CULLEN: “Voters don’t want to go back to the dark days of the ’80s and ’90s, in fact they’ve made it quite clear they want their tax dollars spent on providing quality health and education. They certainly don’t want a resurrection of Rogernomics”
“Whether voters agree with Cullen, or are willing to give what Key’s calling a “Coalition for Change” a chance, remains to be seen.
“And Hilary it’ll be interesting to see whether Labour is able to credibly portray ACT as the right-wing bogeyman as it’s done in the past. There’s a real generation gap with Key and Hide, compared with say the National leadership of Don Brash and ACT’s Richard Prebble. And any Labour talk of doom and gloom is really going to jar with those quite comical dancing shots of Rodney Hide and his new-found image as a slimmed-down weight-loss devotee
BARRY: “ACT’s been polling at only 1 or 2 per cent for a long time now, what sort of effect is Key’s announcement going to have on the party’s support?
GARNER: “Well the key point here is that the deal makes ACT look like a serious player. Hide’s going to be a minister of some description, the question is only what. So voters will be more willing to cast their votes for ACT if they know they’ll be put to good use. And by not having to wage expensive electorate campaigns in Epsom and Wellington Central, ACT will be able to conserve valuable resources for a nationwide push for the party vote.
“The only question is whether the tactic could backfire for Key, if the deal cuts too much into National’s own support-base. But the parties are both on the same side, they’re fighting for the same team. Hilary?
BARRY: “Duncan thank you, Duncan Garner, live from Parliament.

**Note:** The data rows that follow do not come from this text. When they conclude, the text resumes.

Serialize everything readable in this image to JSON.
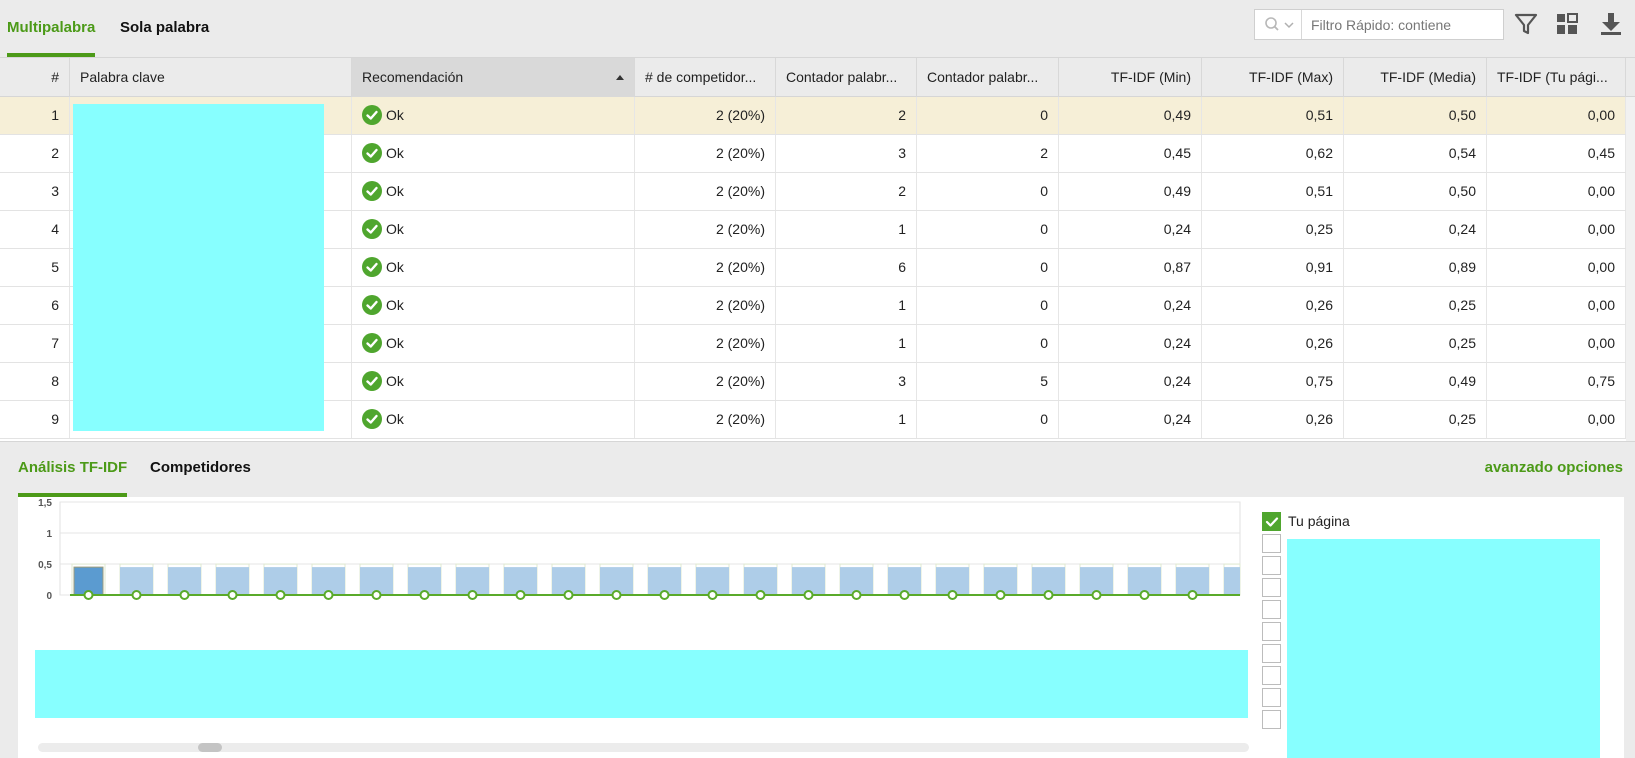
{
  "top_tabs": [
    {
      "label": "Multipalabra",
      "active": true
    },
    {
      "label": "Sola palabra",
      "active": false
    }
  ],
  "toolbar": {
    "filter_placeholder": "Filtro Rápido: contiene",
    "icons": [
      "search-icon",
      "chevron-down-icon",
      "filter-icon",
      "columns-grid-icon",
      "download-icon"
    ]
  },
  "grid": {
    "columns": [
      "#",
      "Palabra clave",
      "Recomendación",
      "# de competidor...",
      "Contador palabr...",
      "Contador palabr...",
      "TF-IDF (Min)",
      "TF-IDF (Max)",
      "TF-IDF (Media)",
      "TF-IDF (Tu pági..."
    ],
    "sorted_column": "Recomendación",
    "sort_direction": "ascending",
    "selected_row": 1,
    "rows": [
      {
        "n": "1",
        "rec": "Ok",
        "comp": "2 (20%)",
        "c1": "2",
        "c2": "0",
        "min": "0,49",
        "max": "0,51",
        "avg": "0,50",
        "you": "0,00"
      },
      {
        "n": "2",
        "rec": "Ok",
        "comp": "2 (20%)",
        "c1": "3",
        "c2": "2",
        "min": "0,45",
        "max": "0,62",
        "avg": "0,54",
        "you": "0,45"
      },
      {
        "n": "3",
        "rec": "Ok",
        "comp": "2 (20%)",
        "c1": "2",
        "c2": "0",
        "min": "0,49",
        "max": "0,51",
        "avg": "0,50",
        "you": "0,00"
      },
      {
        "n": "4",
        "rec": "Ok",
        "comp": "2 (20%)",
        "c1": "1",
        "c2": "0",
        "min": "0,24",
        "max": "0,25",
        "avg": "0,24",
        "you": "0,00"
      },
      {
        "n": "5",
        "rec": "Ok",
        "comp": "2 (20%)",
        "c1": "6",
        "c2": "0",
        "min": "0,87",
        "max": "0,91",
        "avg": "0,89",
        "you": "0,00"
      },
      {
        "n": "6",
        "rec": "Ok",
        "comp": "2 (20%)",
        "c1": "1",
        "c2": "0",
        "min": "0,24",
        "max": "0,26",
        "avg": "0,25",
        "you": "0,00"
      },
      {
        "n": "7",
        "rec": "Ok",
        "comp": "2 (20%)",
        "c1": "1",
        "c2": "0",
        "min": "0,24",
        "max": "0,26",
        "avg": "0,25",
        "you": "0,00"
      },
      {
        "n": "8",
        "rec": "Ok",
        "comp": "2 (20%)",
        "c1": "3",
        "c2": "5",
        "min": "0,24",
        "max": "0,75",
        "avg": "0,49",
        "you": "0,75"
      },
      {
        "n": "9",
        "rec": "Ok",
        "comp": "2 (20%)",
        "c1": "1",
        "c2": "0",
        "min": "0,24",
        "max": "0,26",
        "avg": "0,25",
        "you": "0,00"
      }
    ]
  },
  "bottom_tabs": [
    {
      "label": "Análisis TF-IDF",
      "active": true
    },
    {
      "label": "Competidores",
      "active": false
    }
  ],
  "advanced_options_label": "avanzado opciones",
  "legend": {
    "first_label": "Tu página",
    "item_count": 10
  },
  "colors": {
    "accent": "#4c9a18",
    "selected_row": "#f6efd7",
    "bar_light": "#aecde8",
    "bar_dark": "#5b9bd0",
    "line": "#5aaa2a",
    "redacted": "#87ffff"
  },
  "chart_data": {
    "type": "bar",
    "title": "",
    "xlabel": "",
    "ylabel": "",
    "ylim": [
      0,
      1.5
    ],
    "y_ticks": [
      "0",
      "0,5",
      "1",
      "1,5"
    ],
    "grid": true,
    "legend_position": "right",
    "categories_visible": false,
    "series": [
      {
        "values": [
          0.45,
          0.45,
          0.45,
          0.45,
          0.45,
          0.45,
          0.45,
          0.45,
          0.45,
          0.45,
          0.45,
          0.45,
          0.45,
          0.45,
          0.45,
          0.45,
          0.45,
          0.45,
          0.45,
          0.45,
          0.45,
          0.45,
          0.45,
          0.45,
          0.45
        ]
      },
      {
        "name": "Tu página",
        "values": [
          0,
          0,
          0,
          0,
          0,
          0,
          0,
          0,
          0,
          0,
          0,
          0,
          0,
          0,
          0,
          0,
          0,
          0,
          0,
          0,
          0,
          0,
          0,
          0,
          0
        ]
      }
    ],
    "highlighted_index": 0
  }
}
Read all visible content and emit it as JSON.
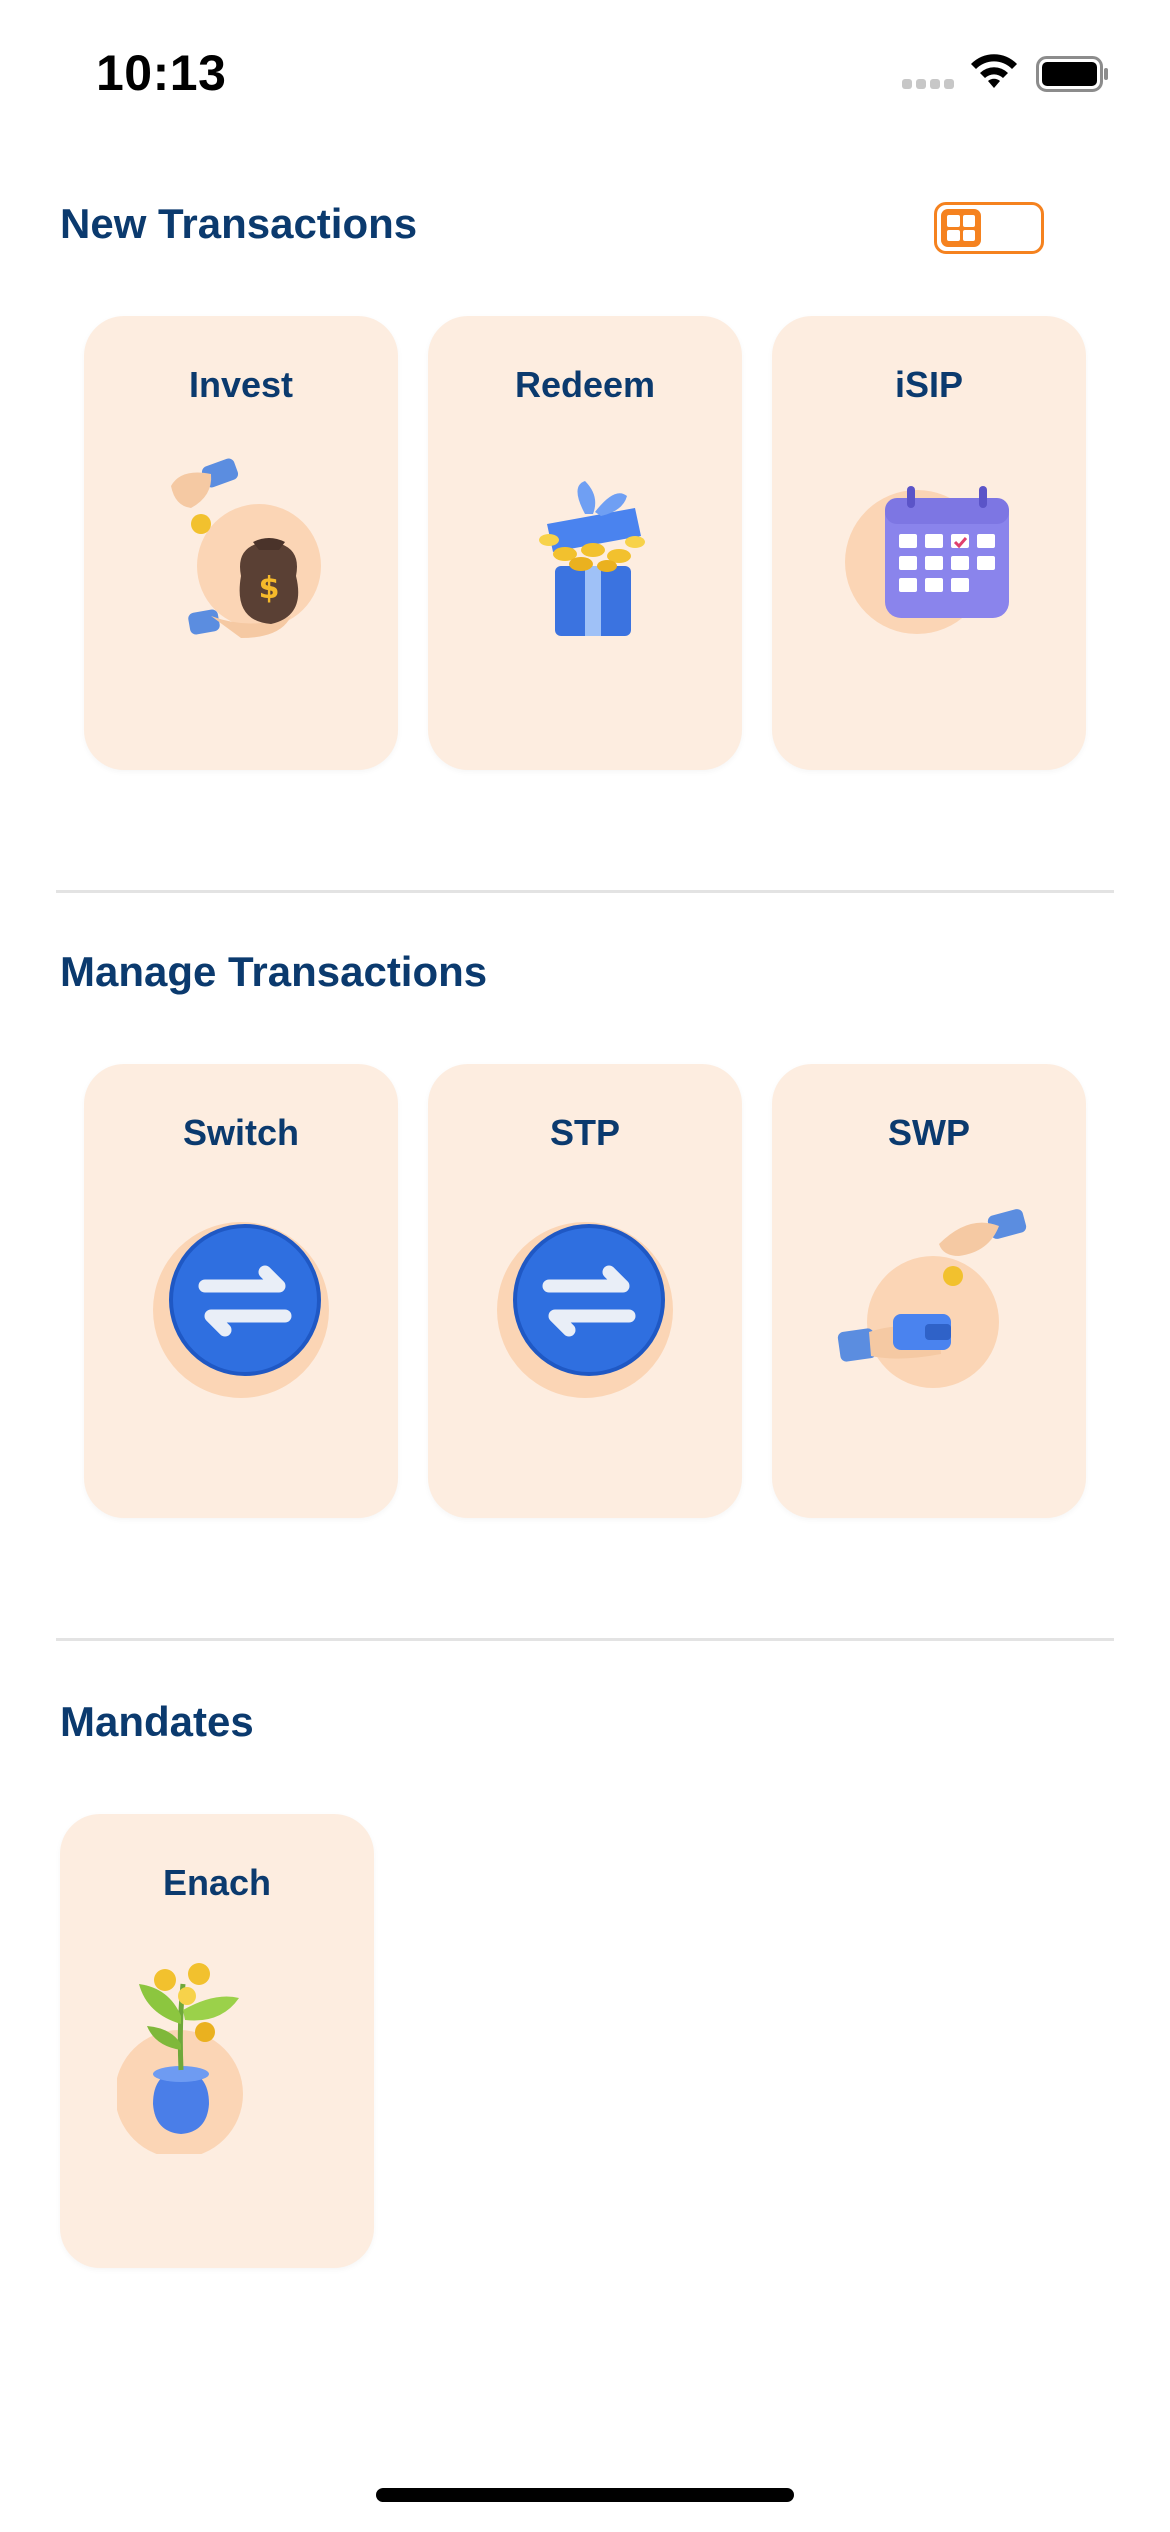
{
  "status_bar": {
    "time": "10:13"
  },
  "sections": {
    "new": {
      "title": "New Transactions",
      "cards": [
        {
          "label": "Invest"
        },
        {
          "label": "Redeem"
        },
        {
          "label": "iSIP"
        }
      ]
    },
    "manage": {
      "title": "Manage Transactions",
      "cards": [
        {
          "label": "Switch"
        },
        {
          "label": "STP"
        },
        {
          "label": "SWP"
        }
      ]
    },
    "mandates": {
      "title": "Mandates",
      "cards": [
        {
          "label": "Enach"
        }
      ]
    }
  },
  "icons": {
    "invest": "money-bag-hands-icon",
    "redeem": "gift-box-coins-icon",
    "isip": "calendar-icon",
    "switch": "swap-arrows-icon",
    "stp": "swap-arrows-icon",
    "swp": "hand-wallet-coin-icon",
    "enach": "money-plant-icon",
    "view_toggle": "grid-view-icon"
  },
  "colors": {
    "primary_text": "#0b3a6e",
    "accent": "#f5821f",
    "card_bg": "#fdede0"
  }
}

“And straight after 3 News, at 7, John Campbell will have exclusive interviews with both John Key and Rodney Hide to explain the National-ACT deal in full